Tom and Gina Payne were inspired to uncap their chimney and create a bird-friendly space to a nesting pair to roost.
Thomas Payne was reading an Audubon Society Facebook post about Chimney Swifts when a light came on: the birds that had been swooping around the house in the spring and summer were not Purple Martins, but Chimney Swifts. And their flight pattern was more than a chance to snag bugs flying over the house -- they were eyeing the chimney.
Thomas and his wife Gina had never used their fireplace. When they hired a brick mason to repair some damage to the chimney, they learned how opening the chimney would be a simple matter of clipping away the wire mesh that had been placed over the opening.
“And so the next morning I was on the roof and the welcome mat went out.”
The swifts moved in quickly after Thomas opened up the chimney. One night Gina counted as many as 12 birds using the chimney as a night time roost. Within days of the Chimney Swifts’ annual spring return, the Paynes could hear the sound of wings as they fluttered down into the chimney to build their nest.
When the young hatched, Gina could hear their high-pitched feeding chirps of young nestlings.
“We wondered how much longer they would rely on the parents for food and then suddenly they were gone and out in the world. It's very humbling to think that we helped these little creatures in some way.”
Thomas and Gina keep their yard bird-friendly. “We use no pesticides or herbicides on the lawn. There is a bird bath in both the front and back yard that we keep refreshed on a daily basis. Any future plantings will be North Carolina native and bird, butterfly, critter-friendly. The front and back yards have 'wild' areas where we don't mow and are left to whatever nature puts there.”
The swifts have not been a nuisance in any way. The Paynes are happy these Chimney Swifts found a home and hope they will return year after year.

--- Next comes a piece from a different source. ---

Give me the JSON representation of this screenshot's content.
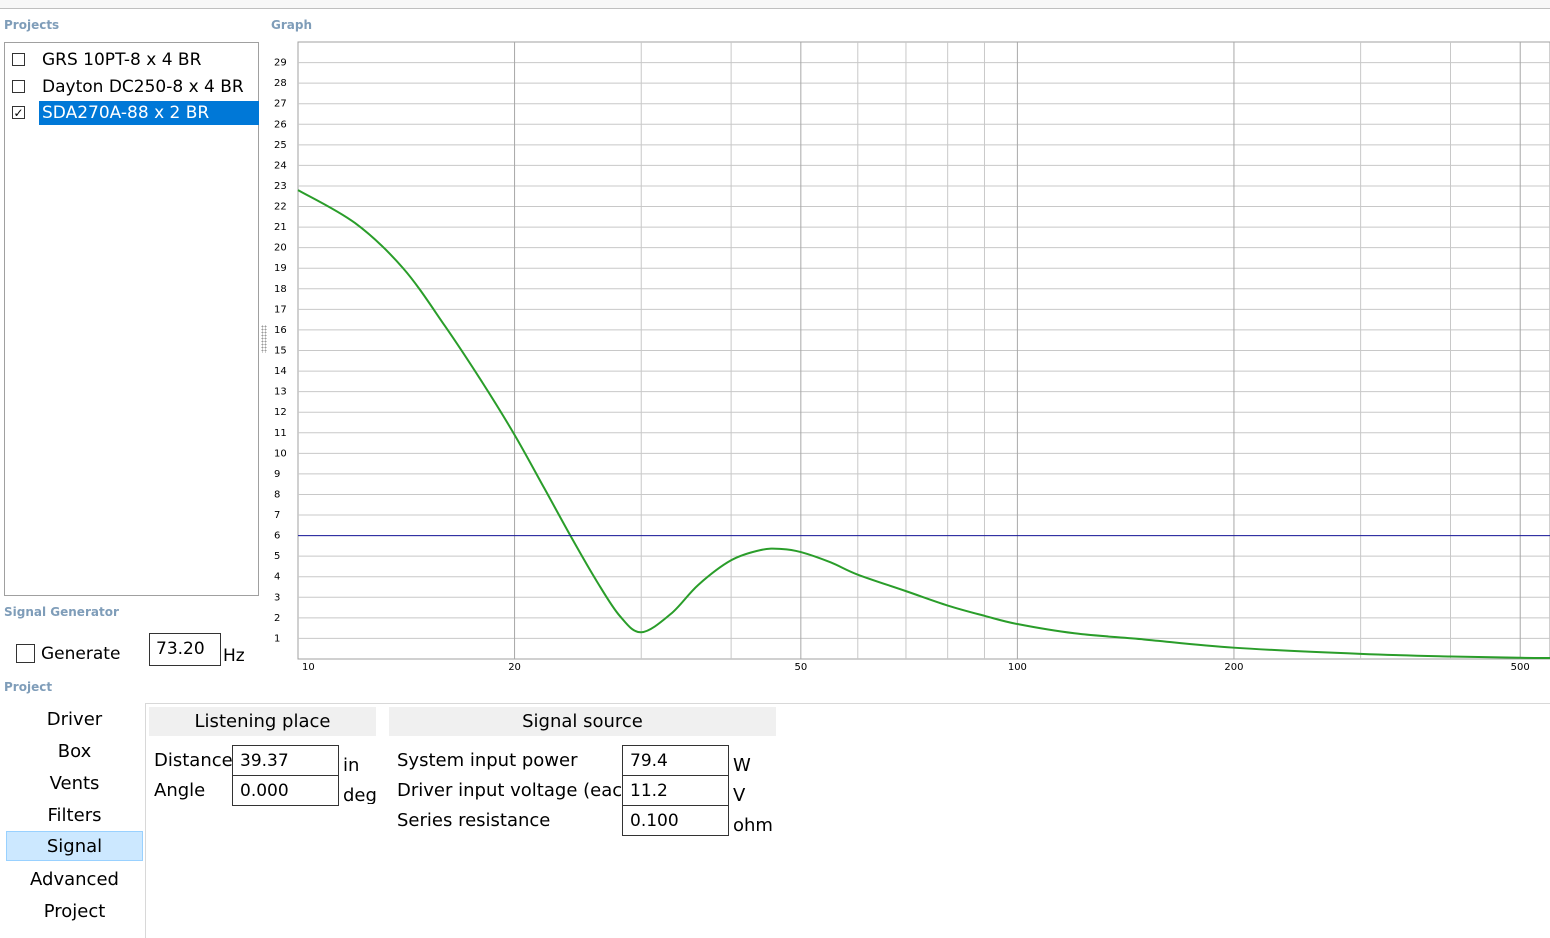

Throughout 2016, Audubon North Carolina is empowering citizens to help protect the Chimney Swift, our 2016 Bird of the Year! With the Bird-Friendly Communities initiative, Audubon North Carolina shares actions everyone can take to help urban and suburban birds thrive. To learn more ways you can take action to benefit birds in your home and community, sign-up for our Bird-Friendly Communities bulletin here.